Your reply should be made up of every line in the records below that holds the string "Settings".

# # # # #

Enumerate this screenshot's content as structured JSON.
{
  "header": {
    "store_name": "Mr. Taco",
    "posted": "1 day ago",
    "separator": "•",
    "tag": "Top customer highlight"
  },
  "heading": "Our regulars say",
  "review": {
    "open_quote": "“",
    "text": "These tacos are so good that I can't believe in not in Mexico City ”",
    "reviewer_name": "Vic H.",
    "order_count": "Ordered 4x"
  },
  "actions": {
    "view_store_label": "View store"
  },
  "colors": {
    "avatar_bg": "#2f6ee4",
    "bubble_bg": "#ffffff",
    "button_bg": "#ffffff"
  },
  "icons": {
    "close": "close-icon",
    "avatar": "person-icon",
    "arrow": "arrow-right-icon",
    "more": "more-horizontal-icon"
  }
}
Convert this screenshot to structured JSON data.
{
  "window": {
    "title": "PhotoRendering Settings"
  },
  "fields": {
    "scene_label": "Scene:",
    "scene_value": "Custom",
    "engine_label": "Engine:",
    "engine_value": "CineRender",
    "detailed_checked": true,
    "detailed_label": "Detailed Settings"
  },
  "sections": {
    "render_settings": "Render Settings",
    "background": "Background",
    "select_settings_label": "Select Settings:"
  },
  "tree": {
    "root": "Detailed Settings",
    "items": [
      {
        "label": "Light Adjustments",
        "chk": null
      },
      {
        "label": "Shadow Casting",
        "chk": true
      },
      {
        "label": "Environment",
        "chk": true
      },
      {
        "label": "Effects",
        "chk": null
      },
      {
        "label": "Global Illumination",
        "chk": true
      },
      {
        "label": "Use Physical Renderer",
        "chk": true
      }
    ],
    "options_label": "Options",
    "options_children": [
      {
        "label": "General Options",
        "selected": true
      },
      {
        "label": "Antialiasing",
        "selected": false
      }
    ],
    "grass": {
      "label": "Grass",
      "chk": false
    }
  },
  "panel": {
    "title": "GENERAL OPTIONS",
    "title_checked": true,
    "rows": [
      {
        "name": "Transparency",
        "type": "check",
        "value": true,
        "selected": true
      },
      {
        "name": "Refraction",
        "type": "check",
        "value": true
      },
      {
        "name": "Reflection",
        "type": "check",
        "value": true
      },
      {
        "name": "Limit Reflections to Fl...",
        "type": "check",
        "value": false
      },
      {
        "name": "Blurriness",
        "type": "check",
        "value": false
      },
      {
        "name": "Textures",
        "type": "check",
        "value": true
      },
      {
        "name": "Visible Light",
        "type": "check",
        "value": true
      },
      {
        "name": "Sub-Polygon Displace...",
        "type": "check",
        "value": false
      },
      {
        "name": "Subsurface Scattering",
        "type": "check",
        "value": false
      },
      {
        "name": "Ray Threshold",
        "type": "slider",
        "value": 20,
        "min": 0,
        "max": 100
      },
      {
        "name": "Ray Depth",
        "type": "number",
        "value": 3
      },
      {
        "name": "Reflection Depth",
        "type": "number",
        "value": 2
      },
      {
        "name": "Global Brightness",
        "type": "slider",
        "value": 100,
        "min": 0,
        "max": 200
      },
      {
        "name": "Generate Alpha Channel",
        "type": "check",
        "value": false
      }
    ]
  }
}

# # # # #

Exercise answer:
    "title": "PhotoRendering Settings"
    "detailed_label": "Detailed Settings"
    "render_settings": "Render Settings",
    "select_settings_label": "Select Settings:"
    "root": "Detailed Settings",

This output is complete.